Work instruction.
Reproduce all the entries precisely.

Start of Block

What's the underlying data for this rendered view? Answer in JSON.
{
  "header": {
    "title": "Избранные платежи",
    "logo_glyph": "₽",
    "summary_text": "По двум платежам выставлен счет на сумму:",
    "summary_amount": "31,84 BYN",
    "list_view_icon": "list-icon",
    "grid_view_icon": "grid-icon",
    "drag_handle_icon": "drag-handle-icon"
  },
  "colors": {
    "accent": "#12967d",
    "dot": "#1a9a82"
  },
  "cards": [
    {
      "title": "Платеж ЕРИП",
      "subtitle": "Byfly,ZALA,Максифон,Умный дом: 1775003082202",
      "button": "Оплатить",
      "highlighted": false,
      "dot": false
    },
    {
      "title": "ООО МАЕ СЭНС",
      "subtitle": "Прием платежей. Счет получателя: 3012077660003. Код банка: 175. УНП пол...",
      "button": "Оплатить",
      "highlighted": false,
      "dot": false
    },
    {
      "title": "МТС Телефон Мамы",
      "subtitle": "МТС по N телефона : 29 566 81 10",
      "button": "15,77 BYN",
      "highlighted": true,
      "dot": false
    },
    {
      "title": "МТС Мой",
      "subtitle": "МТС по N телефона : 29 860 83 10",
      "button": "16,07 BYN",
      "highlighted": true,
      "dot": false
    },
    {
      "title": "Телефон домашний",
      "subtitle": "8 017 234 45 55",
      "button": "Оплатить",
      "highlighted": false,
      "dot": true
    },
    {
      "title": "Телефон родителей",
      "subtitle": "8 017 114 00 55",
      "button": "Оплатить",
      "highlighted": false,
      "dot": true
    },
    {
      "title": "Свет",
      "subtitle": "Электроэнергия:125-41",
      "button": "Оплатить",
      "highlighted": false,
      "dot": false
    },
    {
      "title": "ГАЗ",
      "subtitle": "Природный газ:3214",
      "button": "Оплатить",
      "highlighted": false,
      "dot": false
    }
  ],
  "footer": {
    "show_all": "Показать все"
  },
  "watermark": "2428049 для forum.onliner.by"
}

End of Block

Solution to the exercise.
What's the underlying data for this rendered view? Answer in JSON.
{
  "header": {
    "title": "Избранные платежи",
    "logo_glyph": "₽",
    "summary_text": "По двум платежам выставлен счет на сумму:",
    "summary_amount": "31,84 BYN",
    "list_view_icon": "list-icon",
    "grid_view_icon": "grid-icon",
    "drag_handle_icon": "drag-handle-icon"
  },
  "colors": {
    "accent": "#12967d",
    "dot": "#1a9a82"
  },
  "cards": [
    {
      "title": "Платеж ЕРИП",
      "subtitle": "Byfly,ZALA,Максифон,Умный дом: 1775003082202",
      "button": "Оплатить",
      "highlighted": false,
      "dot": false
    },
    {
      "title": "ООО МАЕ СЭНС",
      "subtitle": "Прием платежей. Счет получателя: 3012077660003. Код банка: 175. УНП пол...",
      "button": "Оплатить",
      "highlighted": false,
      "dot": false
    },
    {
      "title": "МТС Телефон Мамы",
      "subtitle": "МТС по N телефона : 29 566 81 10",
      "button": "15,77 BYN",
      "highlighted": true,
      "dot": false
    },
    {
      "title": "МТС Мой",
      "subtitle": "МТС по N телефона : 29 860 83 10",
      "button": "16,07 BYN",
      "highlighted": true,
      "dot": false
    },
    {
      "title": "Телефон домашний",
      "subtitle": "8 017 234 45 55",
      "button": "Оплатить",
      "highlighted": false,
      "dot": true
    },
    {
      "title": "Телефон родителей",
      "subtitle": "8 017 114 00 55",
      "button": "Оплатить",
      "highlighted": false,
      "dot": true
    },
    {
      "title": "Свет",
      "subtitle": "Электроэнергия:125-41",
      "button": "Оплатить",
      "highlighted": false,
      "dot": false
    },
    {
      "title": "ГАЗ",
      "subtitle": "Природный газ:3214",
      "button": "Оплатить",
      "highlighted": false,
      "dot": false
    }
  ],
  "footer": {
    "show_all": "Показать все"
  },
  "watermark": "2428049 для forum.onliner.by"
}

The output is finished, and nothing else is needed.